Task prompt:
Across the entries below, please work out how many lines contain the string "name" and give only the number.

START Material for this task

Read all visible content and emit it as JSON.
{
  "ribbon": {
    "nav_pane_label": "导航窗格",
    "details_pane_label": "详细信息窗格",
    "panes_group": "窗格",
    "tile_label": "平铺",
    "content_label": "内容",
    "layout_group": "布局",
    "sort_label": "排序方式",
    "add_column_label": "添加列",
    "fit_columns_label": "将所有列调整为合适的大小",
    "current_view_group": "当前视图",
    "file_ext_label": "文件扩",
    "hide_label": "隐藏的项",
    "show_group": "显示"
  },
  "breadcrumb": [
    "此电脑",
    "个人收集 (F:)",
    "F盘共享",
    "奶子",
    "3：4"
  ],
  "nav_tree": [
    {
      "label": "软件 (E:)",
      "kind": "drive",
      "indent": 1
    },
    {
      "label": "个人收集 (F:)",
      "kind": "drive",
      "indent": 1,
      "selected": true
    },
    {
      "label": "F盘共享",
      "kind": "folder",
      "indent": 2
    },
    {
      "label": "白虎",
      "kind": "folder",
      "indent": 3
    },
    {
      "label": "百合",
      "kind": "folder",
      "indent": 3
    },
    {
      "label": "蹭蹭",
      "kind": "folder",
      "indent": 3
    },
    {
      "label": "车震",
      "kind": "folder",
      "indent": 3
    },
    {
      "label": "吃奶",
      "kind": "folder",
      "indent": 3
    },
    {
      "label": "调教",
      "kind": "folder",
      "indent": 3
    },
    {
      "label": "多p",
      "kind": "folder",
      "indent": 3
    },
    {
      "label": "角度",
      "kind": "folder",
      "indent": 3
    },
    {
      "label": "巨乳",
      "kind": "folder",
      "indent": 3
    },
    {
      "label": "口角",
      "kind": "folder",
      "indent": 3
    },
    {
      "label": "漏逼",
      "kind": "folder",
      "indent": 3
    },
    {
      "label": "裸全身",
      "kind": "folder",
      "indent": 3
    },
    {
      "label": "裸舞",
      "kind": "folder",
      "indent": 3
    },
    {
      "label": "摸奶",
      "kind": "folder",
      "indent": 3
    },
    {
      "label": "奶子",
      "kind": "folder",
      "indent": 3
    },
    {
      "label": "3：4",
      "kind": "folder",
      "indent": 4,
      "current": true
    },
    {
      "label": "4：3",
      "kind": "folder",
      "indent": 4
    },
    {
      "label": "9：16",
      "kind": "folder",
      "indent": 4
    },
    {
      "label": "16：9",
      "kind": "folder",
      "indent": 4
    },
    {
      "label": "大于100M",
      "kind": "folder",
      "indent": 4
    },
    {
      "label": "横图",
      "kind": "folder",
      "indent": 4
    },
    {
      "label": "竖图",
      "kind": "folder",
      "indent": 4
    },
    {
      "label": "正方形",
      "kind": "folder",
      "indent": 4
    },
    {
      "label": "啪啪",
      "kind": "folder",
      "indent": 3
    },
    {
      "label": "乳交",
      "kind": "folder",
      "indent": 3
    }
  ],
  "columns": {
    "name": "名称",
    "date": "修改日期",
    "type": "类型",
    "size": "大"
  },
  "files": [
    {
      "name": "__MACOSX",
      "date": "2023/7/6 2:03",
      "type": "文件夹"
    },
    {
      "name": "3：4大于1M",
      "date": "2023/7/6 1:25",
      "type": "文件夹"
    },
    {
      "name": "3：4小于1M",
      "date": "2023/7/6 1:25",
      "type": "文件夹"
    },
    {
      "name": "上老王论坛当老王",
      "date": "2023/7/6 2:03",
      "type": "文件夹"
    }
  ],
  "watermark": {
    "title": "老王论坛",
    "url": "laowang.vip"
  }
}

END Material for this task

Expected output:
5